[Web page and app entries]
________________________

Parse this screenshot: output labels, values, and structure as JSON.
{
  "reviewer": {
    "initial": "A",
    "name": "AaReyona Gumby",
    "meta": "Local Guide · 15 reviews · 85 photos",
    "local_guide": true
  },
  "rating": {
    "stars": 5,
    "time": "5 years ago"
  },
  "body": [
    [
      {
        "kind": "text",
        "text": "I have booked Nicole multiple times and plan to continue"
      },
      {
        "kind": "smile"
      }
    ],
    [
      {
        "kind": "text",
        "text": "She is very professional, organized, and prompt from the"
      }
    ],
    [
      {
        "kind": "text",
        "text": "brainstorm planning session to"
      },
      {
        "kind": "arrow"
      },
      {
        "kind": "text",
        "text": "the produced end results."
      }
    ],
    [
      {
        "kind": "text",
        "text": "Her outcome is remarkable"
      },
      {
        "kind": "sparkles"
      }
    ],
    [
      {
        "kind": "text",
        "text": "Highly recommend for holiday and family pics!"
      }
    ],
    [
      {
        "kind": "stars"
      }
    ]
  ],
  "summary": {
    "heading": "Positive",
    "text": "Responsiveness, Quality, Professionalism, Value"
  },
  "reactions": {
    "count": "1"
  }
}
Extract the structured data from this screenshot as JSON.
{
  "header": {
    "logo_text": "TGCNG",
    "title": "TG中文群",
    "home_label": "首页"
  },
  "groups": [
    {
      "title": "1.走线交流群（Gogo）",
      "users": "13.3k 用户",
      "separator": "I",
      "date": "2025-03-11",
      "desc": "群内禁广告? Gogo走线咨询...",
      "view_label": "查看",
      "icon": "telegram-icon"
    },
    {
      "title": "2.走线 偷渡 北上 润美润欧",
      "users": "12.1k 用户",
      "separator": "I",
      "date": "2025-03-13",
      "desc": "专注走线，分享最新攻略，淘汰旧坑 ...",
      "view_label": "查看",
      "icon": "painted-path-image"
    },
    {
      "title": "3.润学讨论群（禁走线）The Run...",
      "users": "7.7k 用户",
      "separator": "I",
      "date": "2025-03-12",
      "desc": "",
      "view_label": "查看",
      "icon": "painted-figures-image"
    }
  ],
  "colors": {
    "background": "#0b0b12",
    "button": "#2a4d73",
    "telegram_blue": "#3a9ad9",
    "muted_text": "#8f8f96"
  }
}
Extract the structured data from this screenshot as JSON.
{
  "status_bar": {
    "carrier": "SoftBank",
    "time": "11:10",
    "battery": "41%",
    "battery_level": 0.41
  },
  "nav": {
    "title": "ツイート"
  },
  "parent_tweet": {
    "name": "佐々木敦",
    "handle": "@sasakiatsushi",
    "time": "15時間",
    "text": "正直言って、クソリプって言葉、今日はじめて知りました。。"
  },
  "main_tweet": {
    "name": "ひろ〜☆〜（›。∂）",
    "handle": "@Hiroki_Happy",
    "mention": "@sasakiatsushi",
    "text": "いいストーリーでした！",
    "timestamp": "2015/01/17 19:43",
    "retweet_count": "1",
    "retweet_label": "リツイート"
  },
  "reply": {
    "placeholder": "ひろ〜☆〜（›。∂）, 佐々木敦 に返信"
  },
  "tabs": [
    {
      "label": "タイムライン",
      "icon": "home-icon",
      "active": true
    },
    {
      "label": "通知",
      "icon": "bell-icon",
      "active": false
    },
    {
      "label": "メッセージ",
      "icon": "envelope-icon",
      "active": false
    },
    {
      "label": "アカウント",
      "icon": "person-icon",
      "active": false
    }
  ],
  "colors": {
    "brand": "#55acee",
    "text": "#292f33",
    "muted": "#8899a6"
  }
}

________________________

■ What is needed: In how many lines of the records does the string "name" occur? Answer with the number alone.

■ Response: 3